A Sitecore solution must have a solid architecture

To be able to reap the benefits from your Sitecore Experience platform it’s crucial that the platform is built using industry standards

Pintle office

Sitecore started off as a content management solution (CMS) in the early 2000s. Today the Sitecore solutions platform has grown into a full on marketing automation platform providing marketers with multiple marketing tools such as personalisation, content testing, omnichannel support etc.

However, before we can talk about personalisation, customer engagement or marketing automation, the Sitecore solution must be built with that perspective in mind. It has to serve as a solid foundation for all further integrations and so it has to be done right.
The platform provides such flexibility that there are at least 10 ways of implementing each feature or functionality. However, not all of them are good.
Everything we do at Pintle is focused on being compliant with industry standards and best practices in the first place.

It is crucial to extend the platform with functionality in the way that it still remains extendable, scalable and provides the possibility to be continuously upgraded.
Therefore the solution needs to have a solid architecture

Here are our main approaches:

Helix principles

Sitecore helix is a set of overall design principles and conventions for Sitecore development. Helix describes the overall architecture of your Sitecore solution and thus communicates some guidelines and conventions which should be durable and flexible enough to be applied to any Sitecore project or business. The architecture pattern described by Helix is often referred to as Component-based Architecture or Modular Architecture.

Extensibility in mind

Each line of code that is being written is compliant with Sitecore development industry standards. Everything has to be easily integrated (modularized, so it can be altered or removed at any time.

Source control first

All changes to the project are stored under a version control system such as GIT. Our development process is built in a way that different features can be developed in parallel and delivered separately after they are approved. This enables the truly agile approach in client communication and development process.

Continuous integration

This is a development practice that requires regularly deliveries to a stable environment. Each change is being verified by an automated built, allowing teams to detect errors quickly, locate them more easily and exclude human factors and manual errors.

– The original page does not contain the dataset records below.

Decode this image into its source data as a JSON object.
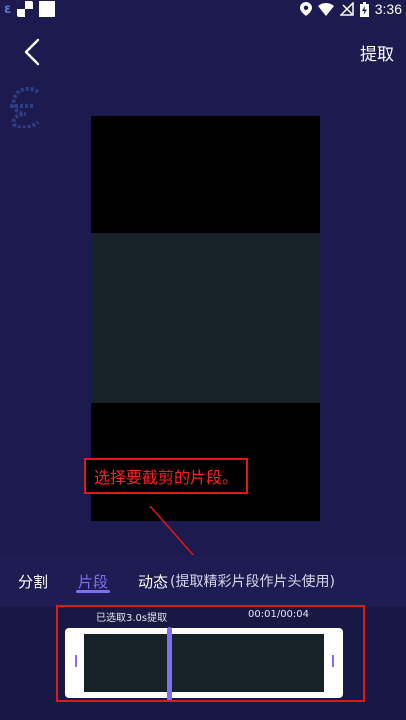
{
  "status_bar": {
    "time": "3:36",
    "icons": [
      "app-e-icon",
      "checker-notification-icon",
      "blank-notification-icon",
      "location-icon",
      "wifi-icon",
      "no-signal-icon",
      "battery-charging-icon"
    ]
  },
  "header": {
    "back_icon": "chevron-left-icon",
    "extract_label": "提取"
  },
  "annotation": {
    "text": "选择要截剪的片段。",
    "color": "#ff2020"
  },
  "tabs": {
    "items": [
      {
        "label": "分割",
        "active": false
      },
      {
        "label": "片段",
        "active": true
      },
      {
        "label": "动态",
        "active": false
      }
    ],
    "hint": "(提取精彩片段作片头使用)",
    "accent": "#7f6ef6"
  },
  "timeline": {
    "selected_label": "已选取3.0s提取",
    "time_label": "00:01/00:04"
  },
  "colors": {
    "background": "#1c1a4e",
    "accent": "#7f6ef6",
    "annotation_red": "#e01818"
  }
}
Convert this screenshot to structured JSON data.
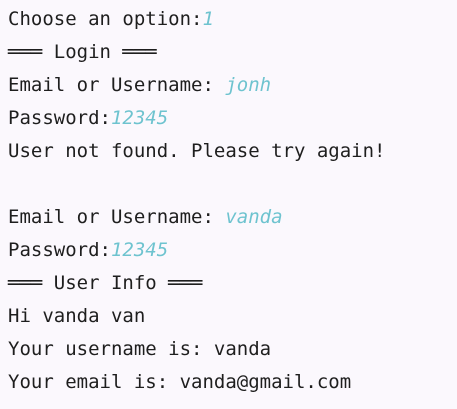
{
  "console": {
    "menu_prompt": "Choose an option:",
    "menu_input": "1",
    "login_header": "═══ Login ═══",
    "attempt1": {
      "user_label": "Email or Username: ",
      "user_input": "jonh",
      "pass_label": "Password:",
      "pass_input": "12345"
    },
    "error_message": "User not found. Please try again!",
    "attempt2": {
      "user_label": "Email or Username: ",
      "user_input": "vanda",
      "pass_label": "Password:",
      "pass_input": "12345"
    },
    "info_header": "═══ User Info ═══",
    "greeting": "Hi vanda van",
    "username_line": "Your username is: vanda",
    "email_line": "Your email is: vanda@gmail.com"
  }
}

Unit testing

Sometimes, it is quite a hard task to verify the functionality that is being developed. Here at Pintle we use unit testing technique which allows us to detect problems at early stages, simplify integrations, and makes sure that all further changes do not break existing functionality.

A collaborative approach to interaction development

Web pages are no longer static – through the use of latest technologies such as HTML5, CSS3 and WebGL, we bring pages alive with animations, video and user interaction. Putting the user in control of how they obtain the information they look for in the best possible way.

At Pintle our work is continually tested throughout development, with QA processes in place for both design and build stages. All templates are built for accessibility, ensuring compliance with W3C guidelines and best practice conventions.

Some of the frameworks, libraries and tools we worked with:

  • jQuery
  • Zurb Foundation
  • Twitter Bootstrap
  • Angular
  • React
  • Gulp
  • Sass / Less
  • amp
  • Vue